__WHAT THE TASK ASKS__. From the first line to the last, reproduce the records below exactly, omitting any picture.

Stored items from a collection

·····

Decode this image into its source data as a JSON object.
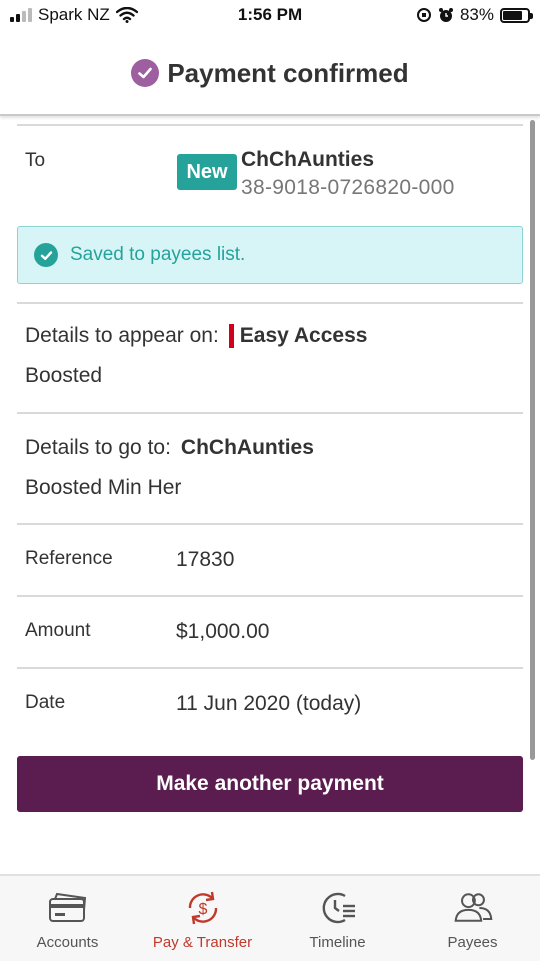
{
  "status_bar": {
    "carrier": "Spark NZ",
    "time": "1:56 PM",
    "battery": "83%"
  },
  "header": {
    "title": "Payment confirmed"
  },
  "recipient": {
    "label": "To",
    "badge": "New",
    "name": "ChChAunties",
    "account": "38-9018-0726820-000"
  },
  "saved_message": "Saved to payees list.",
  "details_appear_on": {
    "label": "Details to appear on:",
    "account": "Easy Access",
    "text": "Boosted"
  },
  "details_go_to": {
    "label": "Details to go to:",
    "payee": "ChChAunties",
    "text": "Boosted Min Her"
  },
  "reference": {
    "label": "Reference",
    "value": "17830"
  },
  "amount": {
    "label": "Amount",
    "value": "$1,000.00"
  },
  "date": {
    "label": "Date",
    "value": "11 Jun 2020 (today)"
  },
  "primary_action": "Make another payment",
  "tabs": [
    {
      "label": "Accounts",
      "icon": "card-icon",
      "active": false
    },
    {
      "label": "Pay & Transfer",
      "icon": "pay-transfer-icon",
      "active": true
    },
    {
      "label": "Timeline",
      "icon": "timeline-icon",
      "active": false
    },
    {
      "label": "Payees",
      "icon": "payees-icon",
      "active": false
    }
  ],
  "colors": {
    "brand_purple": "#5b1d4f",
    "confirm_purple": "#9d5fa0",
    "teal": "#25a39a",
    "active_tab": "#c0392b",
    "account_marker": "#d0021b"
  }
}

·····

__RESULT__.
Decode this image into its source data as a JSON object.
{
  "status_bar": {
    "carrier": "Spark NZ",
    "time": "1:56 PM",
    "battery": "83%"
  },
  "header": {
    "title": "Payment confirmed"
  },
  "recipient": {
    "label": "To",
    "badge": "New",
    "name": "ChChAunties",
    "account": "38-9018-0726820-000"
  },
  "saved_message": "Saved to payees list.",
  "details_appear_on": {
    "label": "Details to appear on:",
    "account": "Easy Access",
    "text": "Boosted"
  },
  "details_go_to": {
    "label": "Details to go to:",
    "payee": "ChChAunties",
    "text": "Boosted Min Her"
  },
  "reference": {
    "label": "Reference",
    "value": "17830"
  },
  "amount": {
    "label": "Amount",
    "value": "$1,000.00"
  },
  "date": {
    "label": "Date",
    "value": "11 Jun 2020 (today)"
  },
  "primary_action": "Make another payment",
  "tabs": [
    {
      "label": "Accounts",
      "icon": "card-icon",
      "active": false
    },
    {
      "label": "Pay & Transfer",
      "icon": "pay-transfer-icon",
      "active": true
    },
    {
      "label": "Timeline",
      "icon": "timeline-icon",
      "active": false
    },
    {
      "label": "Payees",
      "icon": "payees-icon",
      "active": false
    }
  ],
  "colors": {
    "brand_purple": "#5b1d4f",
    "confirm_purple": "#9d5fa0",
    "teal": "#25a39a",
    "active_tab": "#c0392b",
    "account_marker": "#d0021b"
  }
}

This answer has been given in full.